> _Task prompt_:
Pick each line that has "true" out of the records.
--- Task material ---
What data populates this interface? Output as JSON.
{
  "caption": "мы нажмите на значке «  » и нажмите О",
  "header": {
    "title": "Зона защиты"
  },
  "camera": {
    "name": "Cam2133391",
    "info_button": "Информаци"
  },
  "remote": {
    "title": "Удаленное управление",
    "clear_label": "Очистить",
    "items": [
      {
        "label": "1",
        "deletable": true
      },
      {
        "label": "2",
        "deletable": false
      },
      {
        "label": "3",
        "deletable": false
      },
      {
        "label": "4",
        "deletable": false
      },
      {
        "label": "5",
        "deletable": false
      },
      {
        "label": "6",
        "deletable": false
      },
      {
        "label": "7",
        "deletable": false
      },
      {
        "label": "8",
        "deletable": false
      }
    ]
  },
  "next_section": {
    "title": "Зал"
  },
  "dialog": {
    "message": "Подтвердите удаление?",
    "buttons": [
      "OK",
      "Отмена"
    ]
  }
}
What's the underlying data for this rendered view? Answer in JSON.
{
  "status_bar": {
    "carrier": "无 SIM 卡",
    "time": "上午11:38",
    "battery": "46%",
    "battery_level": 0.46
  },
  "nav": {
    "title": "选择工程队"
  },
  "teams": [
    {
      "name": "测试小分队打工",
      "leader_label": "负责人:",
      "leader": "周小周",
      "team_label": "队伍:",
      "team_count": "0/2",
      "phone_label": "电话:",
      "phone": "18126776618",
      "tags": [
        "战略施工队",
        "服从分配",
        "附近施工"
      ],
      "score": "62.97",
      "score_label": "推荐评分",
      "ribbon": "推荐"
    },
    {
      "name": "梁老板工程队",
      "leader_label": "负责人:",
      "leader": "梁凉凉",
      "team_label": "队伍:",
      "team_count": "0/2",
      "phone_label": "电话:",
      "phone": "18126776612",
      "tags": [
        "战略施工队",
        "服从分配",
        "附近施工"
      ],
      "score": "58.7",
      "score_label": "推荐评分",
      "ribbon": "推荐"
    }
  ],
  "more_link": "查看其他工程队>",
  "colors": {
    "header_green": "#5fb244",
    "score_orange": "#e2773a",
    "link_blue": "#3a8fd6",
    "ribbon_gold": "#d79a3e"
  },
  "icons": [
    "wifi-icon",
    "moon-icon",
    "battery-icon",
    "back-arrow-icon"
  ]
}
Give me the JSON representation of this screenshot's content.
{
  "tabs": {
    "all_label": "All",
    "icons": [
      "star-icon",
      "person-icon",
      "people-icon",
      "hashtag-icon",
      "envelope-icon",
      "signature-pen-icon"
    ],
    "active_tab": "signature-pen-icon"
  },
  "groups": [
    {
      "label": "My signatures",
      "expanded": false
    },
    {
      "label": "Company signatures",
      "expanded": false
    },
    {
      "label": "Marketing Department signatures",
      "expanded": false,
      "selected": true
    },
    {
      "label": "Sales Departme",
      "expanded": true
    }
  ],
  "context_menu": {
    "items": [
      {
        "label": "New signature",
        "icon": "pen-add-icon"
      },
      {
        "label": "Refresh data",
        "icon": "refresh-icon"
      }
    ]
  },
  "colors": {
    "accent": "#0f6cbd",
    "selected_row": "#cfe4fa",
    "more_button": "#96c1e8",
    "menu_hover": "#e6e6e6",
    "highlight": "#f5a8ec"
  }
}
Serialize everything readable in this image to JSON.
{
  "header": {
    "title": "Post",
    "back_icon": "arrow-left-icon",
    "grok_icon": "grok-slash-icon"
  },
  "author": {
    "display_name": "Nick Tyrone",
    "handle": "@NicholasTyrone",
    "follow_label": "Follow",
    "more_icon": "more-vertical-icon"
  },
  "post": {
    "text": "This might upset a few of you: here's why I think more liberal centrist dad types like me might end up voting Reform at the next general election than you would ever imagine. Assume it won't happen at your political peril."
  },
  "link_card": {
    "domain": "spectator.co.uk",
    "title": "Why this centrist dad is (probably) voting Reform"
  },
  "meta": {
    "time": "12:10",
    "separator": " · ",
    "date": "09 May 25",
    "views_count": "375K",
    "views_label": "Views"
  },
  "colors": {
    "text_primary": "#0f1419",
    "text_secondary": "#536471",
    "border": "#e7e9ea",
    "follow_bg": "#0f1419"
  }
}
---
> _Answer space_:
        "deletable": true
      "selected": true
      "expanded": true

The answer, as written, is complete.